**Brief**
How many lines in these entries contain the string "label"? Reply with the number alone.

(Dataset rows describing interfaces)
"""

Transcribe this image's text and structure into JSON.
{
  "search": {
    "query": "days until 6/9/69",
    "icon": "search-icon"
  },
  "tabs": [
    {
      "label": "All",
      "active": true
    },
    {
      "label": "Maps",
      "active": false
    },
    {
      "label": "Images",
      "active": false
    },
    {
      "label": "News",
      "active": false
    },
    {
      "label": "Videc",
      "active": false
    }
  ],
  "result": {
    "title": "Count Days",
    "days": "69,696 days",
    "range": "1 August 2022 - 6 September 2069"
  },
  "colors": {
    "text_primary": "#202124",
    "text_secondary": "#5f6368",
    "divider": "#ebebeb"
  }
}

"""

**Final answer**
5